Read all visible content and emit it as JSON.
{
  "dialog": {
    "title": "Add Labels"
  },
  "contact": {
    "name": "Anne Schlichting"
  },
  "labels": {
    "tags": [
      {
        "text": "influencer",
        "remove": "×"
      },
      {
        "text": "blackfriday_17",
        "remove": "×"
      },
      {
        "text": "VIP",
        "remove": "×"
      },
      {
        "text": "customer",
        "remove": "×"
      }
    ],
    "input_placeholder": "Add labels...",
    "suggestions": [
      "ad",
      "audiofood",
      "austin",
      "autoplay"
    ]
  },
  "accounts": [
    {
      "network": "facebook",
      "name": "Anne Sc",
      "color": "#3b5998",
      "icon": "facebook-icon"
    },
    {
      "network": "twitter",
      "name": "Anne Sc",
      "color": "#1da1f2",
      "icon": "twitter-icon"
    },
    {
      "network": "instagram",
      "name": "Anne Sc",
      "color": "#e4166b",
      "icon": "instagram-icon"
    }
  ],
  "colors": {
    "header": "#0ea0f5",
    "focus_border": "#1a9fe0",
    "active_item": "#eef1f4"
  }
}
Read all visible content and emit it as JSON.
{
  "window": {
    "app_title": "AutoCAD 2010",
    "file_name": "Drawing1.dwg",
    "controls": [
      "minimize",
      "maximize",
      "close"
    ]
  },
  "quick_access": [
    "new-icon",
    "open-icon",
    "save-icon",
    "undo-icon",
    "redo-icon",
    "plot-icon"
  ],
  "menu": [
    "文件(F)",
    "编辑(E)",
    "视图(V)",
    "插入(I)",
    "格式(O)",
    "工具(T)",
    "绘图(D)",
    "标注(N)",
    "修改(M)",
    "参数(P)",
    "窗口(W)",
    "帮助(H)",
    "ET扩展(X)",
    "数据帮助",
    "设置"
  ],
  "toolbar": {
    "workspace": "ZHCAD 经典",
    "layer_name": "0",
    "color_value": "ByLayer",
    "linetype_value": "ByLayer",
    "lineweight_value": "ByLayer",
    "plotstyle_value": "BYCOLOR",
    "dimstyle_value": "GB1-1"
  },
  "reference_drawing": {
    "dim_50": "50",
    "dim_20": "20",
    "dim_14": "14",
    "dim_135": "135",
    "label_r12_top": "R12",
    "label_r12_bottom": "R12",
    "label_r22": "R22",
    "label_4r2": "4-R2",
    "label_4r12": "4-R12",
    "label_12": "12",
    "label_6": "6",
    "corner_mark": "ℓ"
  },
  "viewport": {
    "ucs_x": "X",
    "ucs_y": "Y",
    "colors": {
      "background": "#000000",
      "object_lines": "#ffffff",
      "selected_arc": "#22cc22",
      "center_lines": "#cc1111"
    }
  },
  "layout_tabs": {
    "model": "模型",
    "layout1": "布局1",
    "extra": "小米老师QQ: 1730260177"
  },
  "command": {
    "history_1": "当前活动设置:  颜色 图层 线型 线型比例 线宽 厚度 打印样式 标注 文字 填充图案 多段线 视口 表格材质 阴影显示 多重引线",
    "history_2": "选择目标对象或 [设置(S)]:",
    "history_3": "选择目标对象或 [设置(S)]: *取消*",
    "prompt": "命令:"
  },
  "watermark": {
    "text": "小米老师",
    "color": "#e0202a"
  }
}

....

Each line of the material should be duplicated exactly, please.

▸ **SOLUTION FOR THIS EXERCISE**:
Read all visible content and emit it as JSON.
{
  "dialog": {
    "title": "Add Labels"
  },
  "contact": {
    "name": "Anne Schlichting"
  },
  "labels": {
    "tags": [
      {
        "text": "influencer",
        "remove": "×"
      },
      {
        "text": "blackfriday_17",
        "remove": "×"
      },
      {
        "text": "VIP",
        "remove": "×"
      },
      {
        "text": "customer",
        "remove": "×"
      }
    ],
    "input_placeholder": "Add labels...",
    "suggestions": [
      "ad",
      "audiofood",
      "austin",
      "autoplay"
    ]
  },
  "accounts": [
    {
      "network": "facebook",
      "name": "Anne Sc",
      "color": "#3b5998",
      "icon": "facebook-icon"
    },
    {
      "network": "twitter",
      "name": "Anne Sc",
      "color": "#1da1f2",
      "icon": "twitter-icon"
    },
    {
      "network": "instagram",
      "name": "Anne Sc",
      "color": "#e4166b",
      "icon": "instagram-icon"
    }
  ],
  "colors": {
    "header": "#0ea0f5",
    "focus_border": "#1a9fe0",
    "active_item": "#eef1f4"
  }
}
Read all visible content and emit it as JSON.
{
  "window": {
    "app_title": "AutoCAD 2010",
    "file_name": "Drawing1.dwg",
    "controls": [
      "minimize",
      "maximize",
      "close"
    ]
  },
  "quick_access": [
    "new-icon",
    "open-icon",
    "save-icon",
    "undo-icon",
    "redo-icon",
    "plot-icon"
  ],
  "menu": [
    "文件(F)",
    "编辑(E)",
    "视图(V)",
    "插入(I)",
    "格式(O)",
    "工具(T)",
    "绘图(D)",
    "标注(N)",
    "修改(M)",
    "参数(P)",
    "窗口(W)",
    "帮助(H)",
    "ET扩展(X)",
    "数据帮助",
    "设置"
  ],
  "toolbar": {
    "workspace": "ZHCAD 经典",
    "layer_name": "0",
    "color_value": "ByLayer",
    "linetype_value": "ByLayer",
    "lineweight_value": "ByLayer",
    "plotstyle_value": "BYCOLOR",
    "dimstyle_value": "GB1-1"
  },
  "reference_drawing": {
    "dim_50": "50",
    "dim_20": "20",
    "dim_14": "14",
    "dim_135": "135",
    "label_r12_top": "R12",
    "label_r12_bottom": "R12",
    "label_r22": "R22",
    "label_4r2": "4-R2",
    "label_4r12": "4-R12",
    "label_12": "12",
    "label_6": "6",
    "corner_mark": "ℓ"
  },
  "viewport": {
    "ucs_x": "X",
    "ucs_y": "Y",
    "colors": {
      "background": "#000000",
      "object_lines": "#ffffff",
      "selected_arc": "#22cc22",
      "center_lines": "#cc1111"
    }
  },
  "layout_tabs": {
    "model": "模型",
    "layout1": "布局1",
    "extra": "小米老师QQ: 1730260177"
  },
  "command": {
    "history_1": "当前活动设置:  颜色 图层 线型 线型比例 线宽 厚度 打印样式 标注 文字 填充图案 多段线 视口 表格材质 阴影显示 多重引线",
    "history_2": "选择目标对象或 [设置(S)]:",
    "history_3": "选择目标对象或 [设置(S)]: *取消*",
    "prompt": "命令:"
  },
  "watermark": {
    "text": "小米老师",
    "color": "#e0202a"
  }
}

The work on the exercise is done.